said, he thought the principle which should be adopted with the view to effecting a reduction in the expenses connected with army administration was to allow a certain freedom of action to men holding important situations as to the small details which came under their consideration, making them strictly responsible for the result of the exercise of their own discretion in those matters. Everybody was cognizant of the fact that although our soldiers were dying for want of beds in the Crimea they could not be obtained because a requisition for them had not been sent in in due form, until Miss Nightingale ordered a grenadier to knock in the door of the room in which they were. He also believed that it was on record that during the war in Africa, in the time of the Napiers, the General commanding the troops was obliged to pay for the great coats, which he took upon himself the responsibility of directing to be served out to them, because, the regulation being that great coats were to last for five years, he could not in the ordinary course procure them until that time had expired, although those which had previously been distributed were worn out owing to the extra services; and he recollected when he himself was in the army eleven signatures were required before the commuted allowance for coals and candles, which was 1s. 1d. or 1s. 11d. per week, could be obtained. He hoped under those circumstances the Committee would strengthen the hands of the noble Marquess in introducing and carrying out the principle to which he had at the outset of his remarks referred.


said, he hoped the noble Marquess would he able to redeem the pledges to which he seemed committed. The correspondence with respect to the bellows to which the attention of the Committee had just been called was enough to make one imagine that he saw the late Mr. Hume coming among them from wherever he was, and reading the correspondence to which he used to treat the House about muskets. The noble Lord the Secretary for War had, he might add, made a statement that evening with respect to the efficiency of the administration of the army, which involved considerable responsibility, and on which he would find it necessary to act.

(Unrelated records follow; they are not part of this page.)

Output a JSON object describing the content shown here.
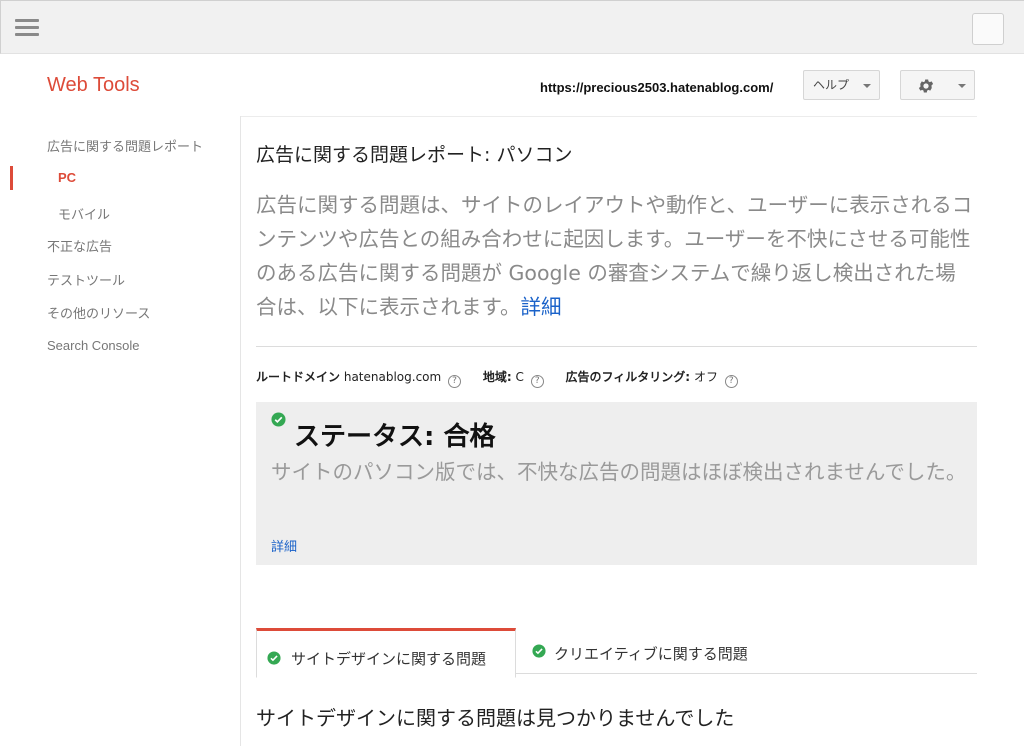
{
  "app": {
    "title": "Web Tools"
  },
  "header": {
    "site_url": "https://precious2503.hatenablog.com/",
    "help_label": "ヘルプ",
    "accent_color": "#dd4b39"
  },
  "sidebar": {
    "items": [
      {
        "label": "広告に関する問題レポート"
      },
      {
        "label": "PC"
      },
      {
        "label": "モバイル"
      },
      {
        "label": "不正な広告"
      },
      {
        "label": "テストツール"
      },
      {
        "label": "その他のリソース"
      },
      {
        "label": "Search Console"
      }
    ]
  },
  "main": {
    "page_title": "広告に関する問題レポート: パソコン",
    "intro_text": "広告に関する問題は、サイトのレイアウトや動作と、ユーザーに表示されるコンテンツや広告との組み合わせに起因します。ユーザーを不快にさせる可能性のある広告に関する問題が Google の審査システムで繰り返し検出された場合は、以下に表示されます。",
    "intro_link": "詳細",
    "meta": {
      "root_domain_label": "ルートドメイン",
      "root_domain_value": "hatenablog.com",
      "region_label": "地域:",
      "region_value": "C",
      "filtering_label": "広告のフィルタリング:",
      "filtering_value": "オフ",
      "help_glyph": "?"
    },
    "status": {
      "title": "ステータス: 合格",
      "description": "サイトのパソコン版では、不快な広告の問題はほぼ検出されませんでした。",
      "link": "詳細",
      "status_color": "#34a853"
    },
    "tabs": [
      {
        "label": "サイトデザインに関する問題"
      },
      {
        "label": "クリエイティブに関する問題"
      }
    ],
    "result_title": "サイトデザインに関する問題は見つかりませんでした"
  }
}
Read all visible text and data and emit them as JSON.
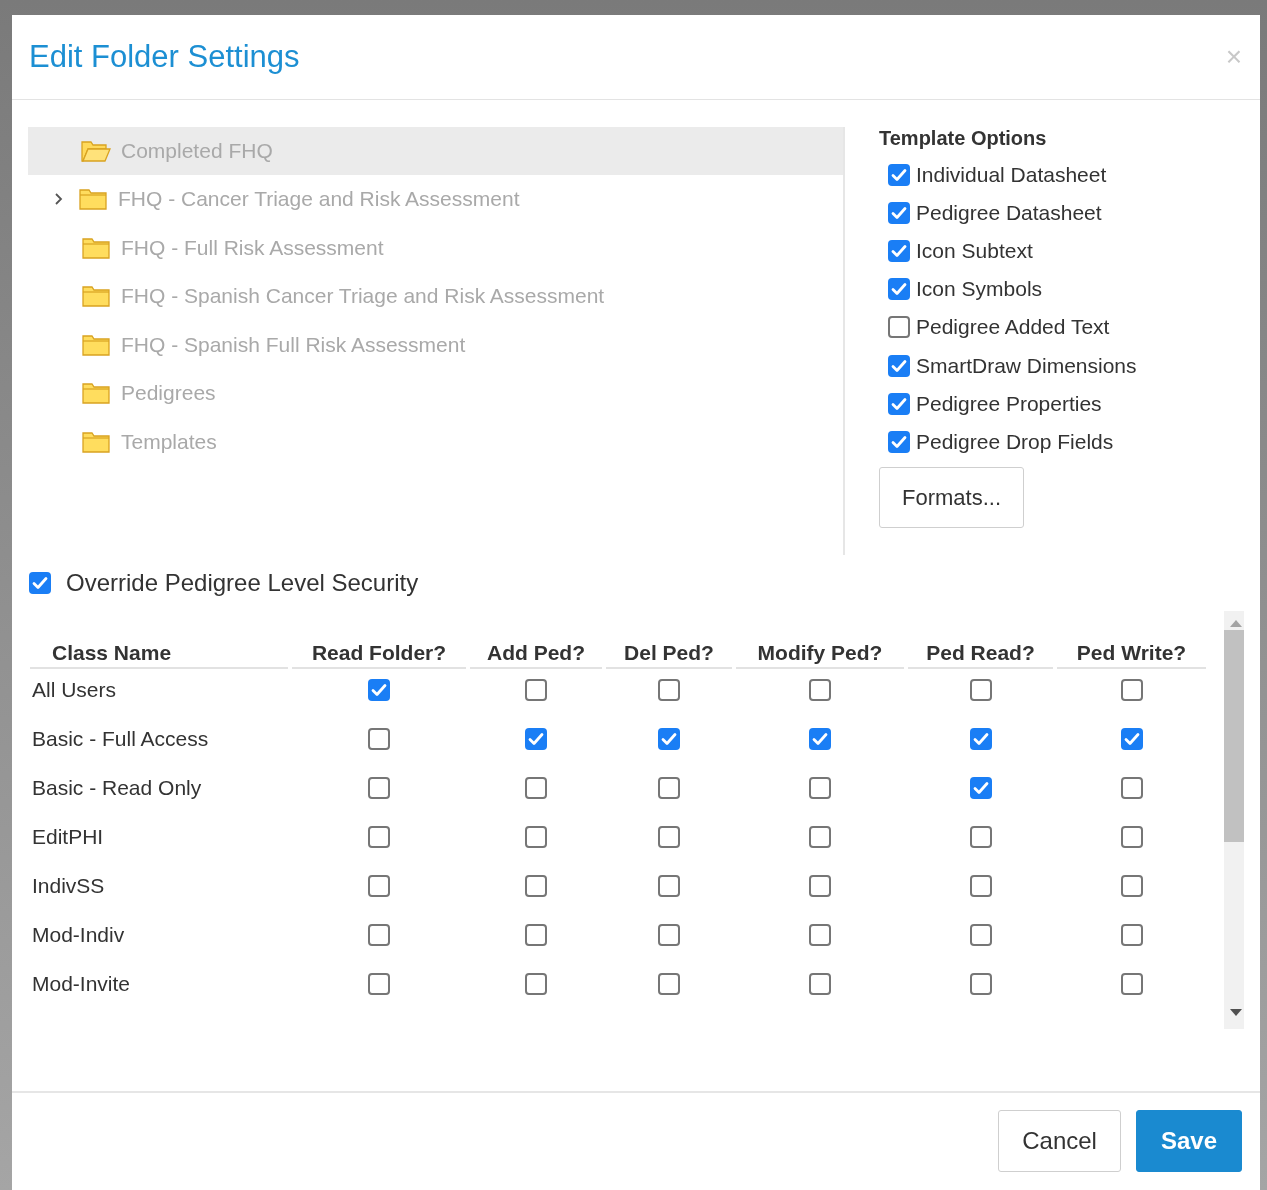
{
  "dialog": {
    "title": "Edit Folder Settings",
    "close": "×"
  },
  "tree": [
    {
      "label": "Completed FHQ",
      "kind": "leaf",
      "selected": true
    },
    {
      "label": "FHQ - Cancer Triage and Risk Assessment",
      "kind": "branch",
      "selected": false
    },
    {
      "label": "FHQ - Full Risk Assessment",
      "kind": "leaf",
      "selected": false
    },
    {
      "label": "FHQ - Spanish Cancer Triage and Risk Assessment",
      "kind": "leaf",
      "selected": false
    },
    {
      "label": "FHQ - Spanish Full Risk Assessment",
      "kind": "leaf",
      "selected": false
    },
    {
      "label": "Pedigrees",
      "kind": "leaf",
      "selected": false
    },
    {
      "label": "Templates",
      "kind": "leaf",
      "selected": false
    }
  ],
  "template_options": {
    "title": "Template Options",
    "options": [
      {
        "label": "Individual Datasheet",
        "checked": true
      },
      {
        "label": "Pedigree Datasheet",
        "checked": true
      },
      {
        "label": "Icon Subtext",
        "checked": true
      },
      {
        "label": "Icon Symbols",
        "checked": true
      },
      {
        "label": "Pedigree Added Text",
        "checked": false
      },
      {
        "label": "SmartDraw Dimensions",
        "checked": true
      },
      {
        "label": "Pedigree Properties",
        "checked": true
      },
      {
        "label": "Pedigree Drop Fields",
        "checked": true
      }
    ],
    "button": "Formats..."
  },
  "override": {
    "label": "Override Pedigree Level Security",
    "checked": true
  },
  "table": {
    "columns": [
      "Class Name",
      "Read Folder?",
      "Add Ped?",
      "Del Ped?",
      "Modify Ped?",
      "Ped Read?",
      "Ped Write?"
    ],
    "rows": [
      {
        "name": "All Users",
        "values": [
          true,
          false,
          false,
          false,
          false,
          false
        ]
      },
      {
        "name": "Basic - Full Access",
        "values": [
          false,
          true,
          true,
          true,
          true,
          true
        ]
      },
      {
        "name": "Basic - Read Only",
        "values": [
          false,
          false,
          false,
          false,
          true,
          false
        ]
      },
      {
        "name": "EditPHI",
        "values": [
          false,
          false,
          false,
          false,
          false,
          false
        ]
      },
      {
        "name": "IndivSS",
        "values": [
          false,
          false,
          false,
          false,
          false,
          false
        ]
      },
      {
        "name": "Mod-Indiv",
        "values": [
          false,
          false,
          false,
          false,
          false,
          false
        ]
      },
      {
        "name": "Mod-Invite",
        "values": [
          false,
          false,
          false,
          false,
          false,
          false
        ]
      }
    ]
  },
  "buttons": [
    {
      "label": "Cancel",
      "kind": "secondary"
    },
    {
      "label": "Save",
      "kind": "primary"
    }
  ]
}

But they must not forget that the great question before them was not economy but the efficiency of the Army Departments. When the War Office was placed on its present footing the hope was held that all the circumbendibus correspondence which before used to take place would either be got rid of altogether or very much lessened, and that a great saving of expense would be effected.; but that expectation had not been realized. As the noble Marquess had admitted that excessive amount of correspondence rendered the public service inefficient there would rest upon him great responsibility if he did not take steps to remedy it, and the evils of the Crimean campaign were suffered again upon some future occasion.

Vote agreed to.

(2.) £135,900, Superannuation Allowances, agreed to.


inquired when the Vote for Fortifications would be taken.


said, that he would state to-morrow.